Return the lines below that contain the word "Bedeli".

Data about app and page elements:
______

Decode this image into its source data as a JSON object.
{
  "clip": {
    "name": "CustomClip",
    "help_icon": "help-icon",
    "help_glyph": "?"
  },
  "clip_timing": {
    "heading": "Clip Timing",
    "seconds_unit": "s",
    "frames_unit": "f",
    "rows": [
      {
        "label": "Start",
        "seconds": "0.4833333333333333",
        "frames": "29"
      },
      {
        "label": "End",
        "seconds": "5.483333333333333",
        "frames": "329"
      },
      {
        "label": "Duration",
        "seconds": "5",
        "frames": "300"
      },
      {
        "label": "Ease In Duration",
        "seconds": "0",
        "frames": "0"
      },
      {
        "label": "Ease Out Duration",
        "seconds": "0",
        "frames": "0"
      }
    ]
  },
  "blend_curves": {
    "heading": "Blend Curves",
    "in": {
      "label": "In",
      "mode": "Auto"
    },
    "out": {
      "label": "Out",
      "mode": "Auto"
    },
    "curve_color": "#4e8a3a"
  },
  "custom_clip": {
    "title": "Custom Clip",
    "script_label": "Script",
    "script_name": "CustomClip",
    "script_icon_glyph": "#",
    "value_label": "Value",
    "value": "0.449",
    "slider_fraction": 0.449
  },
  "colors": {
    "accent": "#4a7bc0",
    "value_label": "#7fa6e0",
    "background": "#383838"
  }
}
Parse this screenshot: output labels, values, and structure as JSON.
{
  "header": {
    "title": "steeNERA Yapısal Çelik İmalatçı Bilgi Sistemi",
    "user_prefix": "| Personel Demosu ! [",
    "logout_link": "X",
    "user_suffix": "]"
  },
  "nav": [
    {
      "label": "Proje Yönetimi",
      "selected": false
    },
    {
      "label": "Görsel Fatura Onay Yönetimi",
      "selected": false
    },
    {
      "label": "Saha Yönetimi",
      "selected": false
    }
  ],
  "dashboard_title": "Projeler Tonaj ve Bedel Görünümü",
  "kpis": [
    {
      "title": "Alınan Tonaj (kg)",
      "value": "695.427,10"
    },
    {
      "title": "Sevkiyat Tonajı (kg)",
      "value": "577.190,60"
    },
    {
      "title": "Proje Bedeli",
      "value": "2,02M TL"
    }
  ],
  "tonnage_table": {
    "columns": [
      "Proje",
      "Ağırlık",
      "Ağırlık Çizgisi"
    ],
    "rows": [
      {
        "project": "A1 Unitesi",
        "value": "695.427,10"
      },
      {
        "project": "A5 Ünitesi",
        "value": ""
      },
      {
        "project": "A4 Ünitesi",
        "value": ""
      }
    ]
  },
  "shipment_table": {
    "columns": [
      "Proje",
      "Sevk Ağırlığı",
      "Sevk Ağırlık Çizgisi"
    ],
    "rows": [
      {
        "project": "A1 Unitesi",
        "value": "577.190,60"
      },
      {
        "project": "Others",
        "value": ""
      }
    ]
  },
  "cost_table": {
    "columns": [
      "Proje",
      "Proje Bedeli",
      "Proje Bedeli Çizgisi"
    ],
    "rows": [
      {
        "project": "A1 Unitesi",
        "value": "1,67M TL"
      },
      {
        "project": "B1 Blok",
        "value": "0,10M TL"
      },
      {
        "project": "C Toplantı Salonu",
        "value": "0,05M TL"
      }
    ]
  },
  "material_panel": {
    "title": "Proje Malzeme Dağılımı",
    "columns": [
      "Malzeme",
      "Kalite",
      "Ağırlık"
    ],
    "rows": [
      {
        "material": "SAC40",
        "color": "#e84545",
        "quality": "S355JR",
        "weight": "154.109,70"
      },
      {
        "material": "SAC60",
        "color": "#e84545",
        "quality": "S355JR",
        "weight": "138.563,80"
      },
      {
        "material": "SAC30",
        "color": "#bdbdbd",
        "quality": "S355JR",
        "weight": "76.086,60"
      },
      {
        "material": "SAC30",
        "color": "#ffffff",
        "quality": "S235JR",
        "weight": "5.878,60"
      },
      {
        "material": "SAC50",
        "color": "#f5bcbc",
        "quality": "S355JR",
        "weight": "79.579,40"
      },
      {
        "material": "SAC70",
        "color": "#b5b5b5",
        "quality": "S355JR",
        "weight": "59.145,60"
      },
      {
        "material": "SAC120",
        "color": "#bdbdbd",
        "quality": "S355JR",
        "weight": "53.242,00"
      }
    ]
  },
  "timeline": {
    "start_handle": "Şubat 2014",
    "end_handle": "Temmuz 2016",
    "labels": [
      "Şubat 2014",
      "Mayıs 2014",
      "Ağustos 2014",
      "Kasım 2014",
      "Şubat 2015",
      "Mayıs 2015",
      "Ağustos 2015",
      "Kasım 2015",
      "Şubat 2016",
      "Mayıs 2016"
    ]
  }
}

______

ANSWER SECTION:
      "title": "Proje Bedeli",
      "Proje Bedeli",
      "Proje Bedeli Çizgisi"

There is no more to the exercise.